This Stuff is Crazier Than the Stock Market
Lastly, I'm beginning to wonder a few things about the sales of the PSP, PS3, and Wii. It seems like the X360's sales numbers have leveled (more or less), meanwhile the PSP continues to fluctuate up and down, the PS3 is right behind the X360, and the Wii is enjoying some big sales. It almost reminds me of what happened two generations ago, and how Nintendo came out very strong in sales with the N64 until Fall 1997 saw the PlayStation with an all new Final Fantasy. The main question is: will the Nintendo Wii maintain its success? Because thus far, a number of analysts have all agreed that the system will end up last in console sales, which is sort of hard to believe. Will the Wii actually experience such a radical halt in sales leaving in the distant 3rd it's predicted to be in?
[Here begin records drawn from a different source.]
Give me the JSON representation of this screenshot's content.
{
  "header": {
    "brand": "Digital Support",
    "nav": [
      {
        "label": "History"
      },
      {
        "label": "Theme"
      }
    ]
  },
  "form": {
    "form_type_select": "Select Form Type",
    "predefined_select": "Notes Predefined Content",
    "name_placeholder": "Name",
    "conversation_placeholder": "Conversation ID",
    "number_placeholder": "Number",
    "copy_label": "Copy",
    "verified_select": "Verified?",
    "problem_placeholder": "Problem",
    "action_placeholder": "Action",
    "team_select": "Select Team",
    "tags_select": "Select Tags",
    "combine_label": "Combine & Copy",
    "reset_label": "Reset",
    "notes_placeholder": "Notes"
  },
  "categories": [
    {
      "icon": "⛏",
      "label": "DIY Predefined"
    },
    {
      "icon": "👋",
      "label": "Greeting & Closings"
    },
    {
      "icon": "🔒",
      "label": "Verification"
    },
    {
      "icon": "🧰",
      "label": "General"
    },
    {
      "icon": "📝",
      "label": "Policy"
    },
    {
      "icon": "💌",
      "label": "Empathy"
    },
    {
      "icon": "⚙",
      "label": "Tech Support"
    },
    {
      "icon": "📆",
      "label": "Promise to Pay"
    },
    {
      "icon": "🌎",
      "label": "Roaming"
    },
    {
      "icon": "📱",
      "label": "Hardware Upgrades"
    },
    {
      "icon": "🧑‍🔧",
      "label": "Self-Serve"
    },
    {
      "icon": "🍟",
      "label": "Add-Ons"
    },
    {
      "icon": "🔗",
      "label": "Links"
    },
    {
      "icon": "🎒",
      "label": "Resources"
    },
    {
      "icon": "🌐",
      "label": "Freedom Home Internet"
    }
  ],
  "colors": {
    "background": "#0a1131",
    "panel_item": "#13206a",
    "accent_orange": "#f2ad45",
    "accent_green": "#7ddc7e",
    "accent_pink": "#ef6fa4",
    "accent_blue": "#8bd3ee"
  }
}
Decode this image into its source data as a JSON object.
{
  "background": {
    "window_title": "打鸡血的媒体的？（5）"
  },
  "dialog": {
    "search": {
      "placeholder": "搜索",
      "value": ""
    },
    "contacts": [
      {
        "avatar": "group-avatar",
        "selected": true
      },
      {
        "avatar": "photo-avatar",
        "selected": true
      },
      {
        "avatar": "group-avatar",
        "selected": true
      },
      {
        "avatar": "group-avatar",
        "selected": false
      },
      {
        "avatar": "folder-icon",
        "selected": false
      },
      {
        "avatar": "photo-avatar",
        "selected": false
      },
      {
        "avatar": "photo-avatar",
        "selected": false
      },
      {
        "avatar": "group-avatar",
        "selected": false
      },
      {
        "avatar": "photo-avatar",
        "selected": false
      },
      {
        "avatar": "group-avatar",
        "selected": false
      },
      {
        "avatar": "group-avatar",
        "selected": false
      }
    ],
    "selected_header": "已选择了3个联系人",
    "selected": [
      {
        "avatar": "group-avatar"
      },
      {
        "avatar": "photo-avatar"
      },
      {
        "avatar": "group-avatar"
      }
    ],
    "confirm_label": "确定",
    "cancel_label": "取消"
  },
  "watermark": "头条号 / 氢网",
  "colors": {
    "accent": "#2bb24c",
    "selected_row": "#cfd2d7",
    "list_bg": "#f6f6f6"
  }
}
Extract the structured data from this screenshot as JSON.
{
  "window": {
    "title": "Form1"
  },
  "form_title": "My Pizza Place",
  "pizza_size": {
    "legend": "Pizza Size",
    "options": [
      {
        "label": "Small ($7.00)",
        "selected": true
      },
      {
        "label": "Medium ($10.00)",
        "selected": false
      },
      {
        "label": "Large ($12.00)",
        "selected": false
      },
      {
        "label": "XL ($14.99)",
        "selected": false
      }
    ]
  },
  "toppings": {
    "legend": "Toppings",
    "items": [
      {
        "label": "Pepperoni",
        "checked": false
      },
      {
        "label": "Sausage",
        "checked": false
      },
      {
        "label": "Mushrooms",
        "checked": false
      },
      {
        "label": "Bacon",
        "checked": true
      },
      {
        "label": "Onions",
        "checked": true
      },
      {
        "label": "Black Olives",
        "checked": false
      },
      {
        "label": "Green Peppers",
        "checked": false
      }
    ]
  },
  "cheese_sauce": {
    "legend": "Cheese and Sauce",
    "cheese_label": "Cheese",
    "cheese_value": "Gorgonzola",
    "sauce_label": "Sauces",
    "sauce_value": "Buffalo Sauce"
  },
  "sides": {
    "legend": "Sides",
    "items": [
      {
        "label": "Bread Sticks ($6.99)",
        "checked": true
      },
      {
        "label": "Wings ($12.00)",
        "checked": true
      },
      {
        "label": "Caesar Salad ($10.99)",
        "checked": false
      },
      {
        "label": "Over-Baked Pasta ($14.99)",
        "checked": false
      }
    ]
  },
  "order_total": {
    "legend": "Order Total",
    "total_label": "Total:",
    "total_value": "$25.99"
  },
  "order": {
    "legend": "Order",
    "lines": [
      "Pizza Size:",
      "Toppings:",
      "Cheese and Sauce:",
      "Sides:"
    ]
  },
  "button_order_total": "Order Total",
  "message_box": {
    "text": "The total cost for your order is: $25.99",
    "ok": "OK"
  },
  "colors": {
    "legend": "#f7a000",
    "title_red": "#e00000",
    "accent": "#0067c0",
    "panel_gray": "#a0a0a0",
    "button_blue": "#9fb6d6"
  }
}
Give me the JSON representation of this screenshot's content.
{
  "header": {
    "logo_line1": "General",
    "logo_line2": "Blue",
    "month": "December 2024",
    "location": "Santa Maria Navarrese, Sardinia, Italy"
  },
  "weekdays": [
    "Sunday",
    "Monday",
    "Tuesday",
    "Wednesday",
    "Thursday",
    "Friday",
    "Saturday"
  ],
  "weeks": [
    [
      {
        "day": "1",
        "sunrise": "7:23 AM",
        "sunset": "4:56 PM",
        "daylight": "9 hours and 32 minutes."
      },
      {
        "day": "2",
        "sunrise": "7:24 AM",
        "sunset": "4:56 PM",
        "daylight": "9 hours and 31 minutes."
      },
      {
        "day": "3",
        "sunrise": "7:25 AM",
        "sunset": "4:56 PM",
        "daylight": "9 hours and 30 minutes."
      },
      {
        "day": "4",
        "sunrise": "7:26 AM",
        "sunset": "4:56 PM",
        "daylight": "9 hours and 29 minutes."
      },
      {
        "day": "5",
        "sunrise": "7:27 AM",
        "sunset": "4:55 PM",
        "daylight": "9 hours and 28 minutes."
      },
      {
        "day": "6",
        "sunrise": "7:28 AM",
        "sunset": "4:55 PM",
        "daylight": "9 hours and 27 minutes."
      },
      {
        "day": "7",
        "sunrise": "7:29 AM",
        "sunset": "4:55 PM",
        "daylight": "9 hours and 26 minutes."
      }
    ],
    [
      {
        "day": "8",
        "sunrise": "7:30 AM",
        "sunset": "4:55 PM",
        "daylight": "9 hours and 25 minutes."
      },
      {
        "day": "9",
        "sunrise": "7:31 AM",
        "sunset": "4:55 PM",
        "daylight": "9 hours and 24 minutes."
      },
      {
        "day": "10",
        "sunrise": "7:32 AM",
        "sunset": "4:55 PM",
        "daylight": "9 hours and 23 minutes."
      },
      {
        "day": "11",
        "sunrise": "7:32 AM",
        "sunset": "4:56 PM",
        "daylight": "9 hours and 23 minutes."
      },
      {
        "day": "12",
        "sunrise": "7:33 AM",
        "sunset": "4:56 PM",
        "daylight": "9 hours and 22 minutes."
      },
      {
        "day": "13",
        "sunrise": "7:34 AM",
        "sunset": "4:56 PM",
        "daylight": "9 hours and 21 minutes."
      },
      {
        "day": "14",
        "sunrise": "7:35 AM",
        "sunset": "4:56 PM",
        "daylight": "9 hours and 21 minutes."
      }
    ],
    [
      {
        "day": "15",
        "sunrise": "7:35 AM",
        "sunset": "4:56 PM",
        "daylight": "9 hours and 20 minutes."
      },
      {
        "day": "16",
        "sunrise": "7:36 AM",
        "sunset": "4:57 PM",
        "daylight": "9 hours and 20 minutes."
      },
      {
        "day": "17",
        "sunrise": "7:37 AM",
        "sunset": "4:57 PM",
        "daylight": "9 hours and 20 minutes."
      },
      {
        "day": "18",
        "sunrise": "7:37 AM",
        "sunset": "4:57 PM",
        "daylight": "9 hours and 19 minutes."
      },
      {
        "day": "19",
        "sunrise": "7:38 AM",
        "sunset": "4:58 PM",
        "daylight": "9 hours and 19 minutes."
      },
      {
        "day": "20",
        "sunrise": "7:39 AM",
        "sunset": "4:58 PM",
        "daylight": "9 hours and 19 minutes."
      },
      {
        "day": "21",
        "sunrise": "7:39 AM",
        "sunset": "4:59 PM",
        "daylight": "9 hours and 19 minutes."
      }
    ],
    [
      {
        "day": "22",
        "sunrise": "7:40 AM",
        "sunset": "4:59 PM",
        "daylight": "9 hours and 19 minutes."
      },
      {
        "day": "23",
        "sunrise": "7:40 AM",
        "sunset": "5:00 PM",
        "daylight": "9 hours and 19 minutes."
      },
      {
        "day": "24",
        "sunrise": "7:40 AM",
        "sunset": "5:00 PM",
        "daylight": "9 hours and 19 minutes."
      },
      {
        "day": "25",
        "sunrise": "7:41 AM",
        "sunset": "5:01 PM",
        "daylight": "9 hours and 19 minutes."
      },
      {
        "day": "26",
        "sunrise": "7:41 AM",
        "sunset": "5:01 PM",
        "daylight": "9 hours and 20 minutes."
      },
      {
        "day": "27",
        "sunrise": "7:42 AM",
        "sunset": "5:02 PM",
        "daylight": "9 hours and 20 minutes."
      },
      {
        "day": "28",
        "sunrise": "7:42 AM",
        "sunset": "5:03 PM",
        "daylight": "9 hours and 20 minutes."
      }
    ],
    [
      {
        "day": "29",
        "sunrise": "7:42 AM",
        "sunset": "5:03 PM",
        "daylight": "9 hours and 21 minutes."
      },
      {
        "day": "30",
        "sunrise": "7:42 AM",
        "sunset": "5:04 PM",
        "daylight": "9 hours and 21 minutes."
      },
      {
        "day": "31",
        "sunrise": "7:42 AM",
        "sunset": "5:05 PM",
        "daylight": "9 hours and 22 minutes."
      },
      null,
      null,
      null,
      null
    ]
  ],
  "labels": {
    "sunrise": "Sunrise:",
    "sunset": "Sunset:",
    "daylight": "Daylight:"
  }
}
It's impressive that the PS3 sold over 200k consoles in January here in the US, especially considering that January had not one PS3 game released, and December wasn't any better. In Japan, though...the PS3 isn't fairing too well at the moment. Monthly sales are just around 100k, which isn't super hot. But Japan's PS3 game list is actually weaker that ours in the States. It's important to not count out a console, especially this early in the race. The Nintendo DS wasn't exactly a powerhouse early on in its life, but some incredible games and a revised price-tag changed all of that around for Nintendo. Having said that, better game software in Japan should help the PS3 perform properly...just look at how Monster Hunter Portable 2nd helped sell 100k PSP's last week in Japan. Software really is the key.
3/3/2007 Arnold Katayev